• DIRECTIONS FOR THIS TASK:
Copy the data below exactly, but not the pictures it contains.

+ + + +

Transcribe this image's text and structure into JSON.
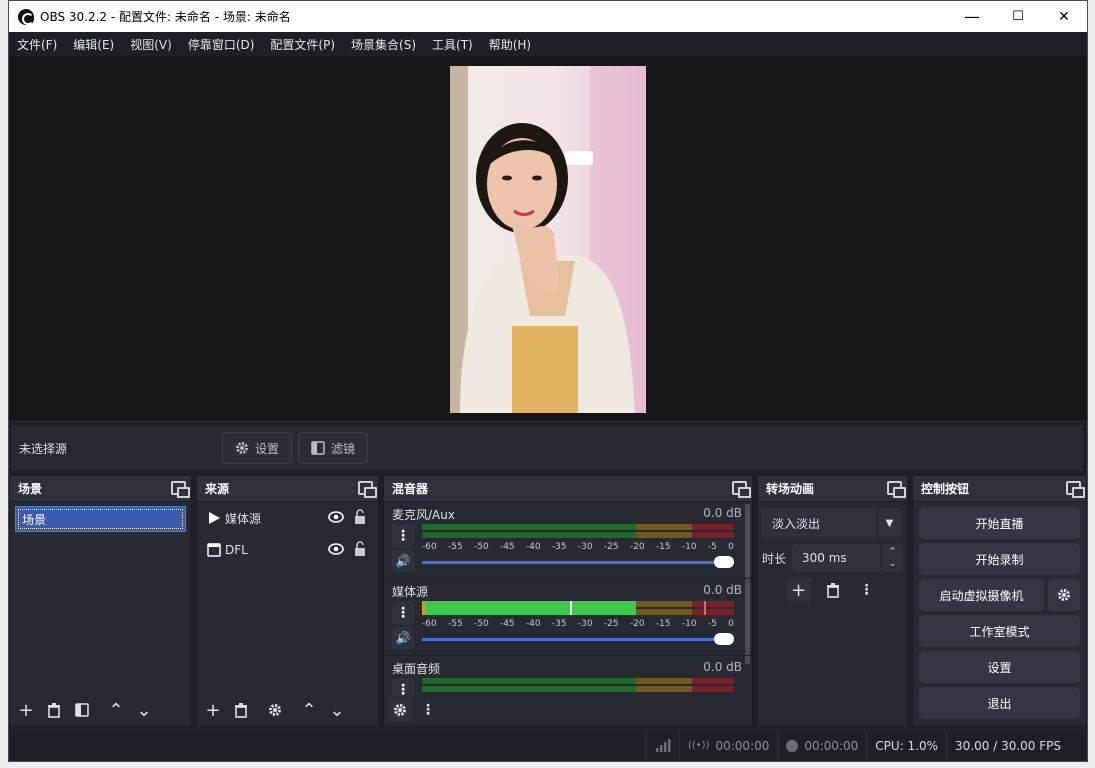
{
  "window": {
    "title": "OBS 30.2.2 - 配置文件: 未命名 - 场景: 未命名",
    "minimize": "—",
    "maximize": "☐",
    "close": "✕"
  },
  "menu": {
    "file": "文件(F)",
    "edit": "编辑(E)",
    "view": "视图(V)",
    "docks": "停靠窗口(D)",
    "profile": "配置文件(P)",
    "scene_collection": "场景集合(S)",
    "tools": "工具(T)",
    "help": "帮助(H)"
  },
  "source_bar": {
    "no_selection": "未选择源",
    "settings": "设置",
    "filters": "滤镜"
  },
  "scenes": {
    "title": "场景",
    "items": [
      "场景"
    ]
  },
  "sources": {
    "title": "来源",
    "items": [
      {
        "name": "媒体源",
        "icon": "play-icon"
      },
      {
        "name": "DFL",
        "icon": "window-icon"
      }
    ]
  },
  "mixer": {
    "title": "混音器",
    "scale": [
      "-60",
      "-55",
      "-50",
      "-45",
      "-40",
      "-35",
      "-30",
      "-25",
      "-20",
      "-15",
      "-10",
      "-5",
      "0"
    ],
    "channels": [
      {
        "name": "麦克风/Aux",
        "db": "0.0 dB",
        "level": 0
      },
      {
        "name": "媒体源",
        "db": "0.0 dB",
        "level": 0.85
      },
      {
        "name": "桌面音频",
        "db": "0.0 dB",
        "level": 0
      }
    ]
  },
  "transitions": {
    "title": "转场动画",
    "selected": "淡入淡出",
    "duration_label": "时长",
    "duration_value": "300 ms"
  },
  "controls": {
    "title": "控制按钮",
    "start_stream": "开始直播",
    "start_record": "开始录制",
    "virtual_camera": "启动虚拟摄像机",
    "studio_mode": "工作室模式",
    "settings": "设置",
    "exit": "退出"
  },
  "status": {
    "live_time": "00:00:00",
    "rec_time": "00:00:00",
    "cpu": "CPU: 1.0%",
    "fps": "30.00 / 30.00 FPS"
  },
  "colors": {
    "accent": "#4d6fd8",
    "meter_green": "#3ec94a",
    "meter_yellow": "#c6a13a",
    "meter_red": "#c53a3a"
  }
}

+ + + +

• TASK OUTPUT:
Transcribe this image's text and structure into JSON.
{
  "window": {
    "title": "OBS 30.2.2 - 配置文件: 未命名 - 场景: 未命名",
    "minimize": "—",
    "maximize": "☐",
    "close": "✕"
  },
  "menu": {
    "file": "文件(F)",
    "edit": "编辑(E)",
    "view": "视图(V)",
    "docks": "停靠窗口(D)",
    "profile": "配置文件(P)",
    "scene_collection": "场景集合(S)",
    "tools": "工具(T)",
    "help": "帮助(H)"
  },
  "source_bar": {
    "no_selection": "未选择源",
    "settings": "设置",
    "filters": "滤镜"
  },
  "scenes": {
    "title": "场景",
    "items": [
      "场景"
    ]
  },
  "sources": {
    "title": "来源",
    "items": [
      {
        "name": "媒体源",
        "icon": "play-icon"
      },
      {
        "name": "DFL",
        "icon": "window-icon"
      }
    ]
  },
  "mixer": {
    "title": "混音器",
    "scale": [
      "-60",
      "-55",
      "-50",
      "-45",
      "-40",
      "-35",
      "-30",
      "-25",
      "-20",
      "-15",
      "-10",
      "-5",
      "0"
    ],
    "channels": [
      {
        "name": "麦克风/Aux",
        "db": "0.0 dB",
        "level": 0
      },
      {
        "name": "媒体源",
        "db": "0.0 dB",
        "level": 0.85
      },
      {
        "name": "桌面音频",
        "db": "0.0 dB",
        "level": 0
      }
    ]
  },
  "transitions": {
    "title": "转场动画",
    "selected": "淡入淡出",
    "duration_label": "时长",
    "duration_value": "300 ms"
  },
  "controls": {
    "title": "控制按钮",
    "start_stream": "开始直播",
    "start_record": "开始录制",
    "virtual_camera": "启动虚拟摄像机",
    "studio_mode": "工作室模式",
    "settings": "设置",
    "exit": "退出"
  },
  "status": {
    "live_time": "00:00:00",
    "rec_time": "00:00:00",
    "cpu": "CPU: 1.0%",
    "fps": "30.00 / 30.00 FPS"
  },
  "colors": {
    "accent": "#4d6fd8",
    "meter_green": "#3ec94a",
    "meter_yellow": "#c6a13a",
    "meter_red": "#c53a3a"
  }
}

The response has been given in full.